(Entries taken from a collection)
——
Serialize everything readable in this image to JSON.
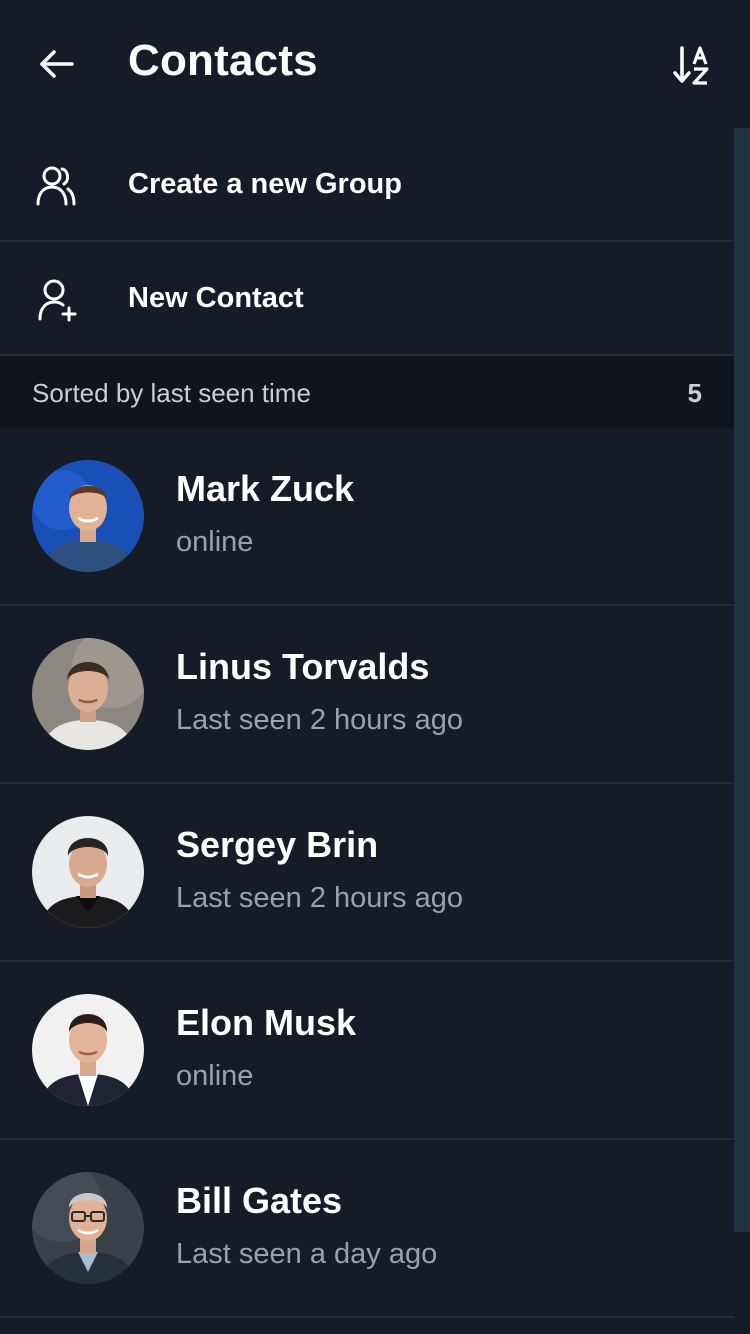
{
  "header": {
    "title": "Contacts",
    "back_icon": "arrow-left-icon",
    "sort_icon": "sort-alpha-icon"
  },
  "actions": [
    {
      "label": "Create a new Group",
      "icon": "group-icon"
    },
    {
      "label": "New Contact",
      "icon": "add-person-icon"
    }
  ],
  "section": {
    "title": "Sorted by last seen time",
    "count": "5"
  },
  "contacts": [
    {
      "name": "Mark Zuck",
      "status": "online"
    },
    {
      "name": "Linus Torvalds",
      "status": "Last seen 2 hours ago"
    },
    {
      "name": "Sergey Brin",
      "status": "Last seen 2 hours ago"
    },
    {
      "name": "Elon Musk",
      "status": "online"
    },
    {
      "name": "Bill Gates",
      "status": "Last seen a day ago"
    }
  ],
  "colors": {
    "background": "#161c27",
    "section_background": "#10151d",
    "divider": "#222a36",
    "text_primary": "#ffffff",
    "text_secondary": "#9aa1ab"
  }
}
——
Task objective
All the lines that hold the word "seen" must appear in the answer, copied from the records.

Written solution
    "title": "Sorted by last seen time",
      "status": "Last seen 2 hours ago"
      "status": "Last seen 2 hours ago"
      "status": "Last seen a day ago"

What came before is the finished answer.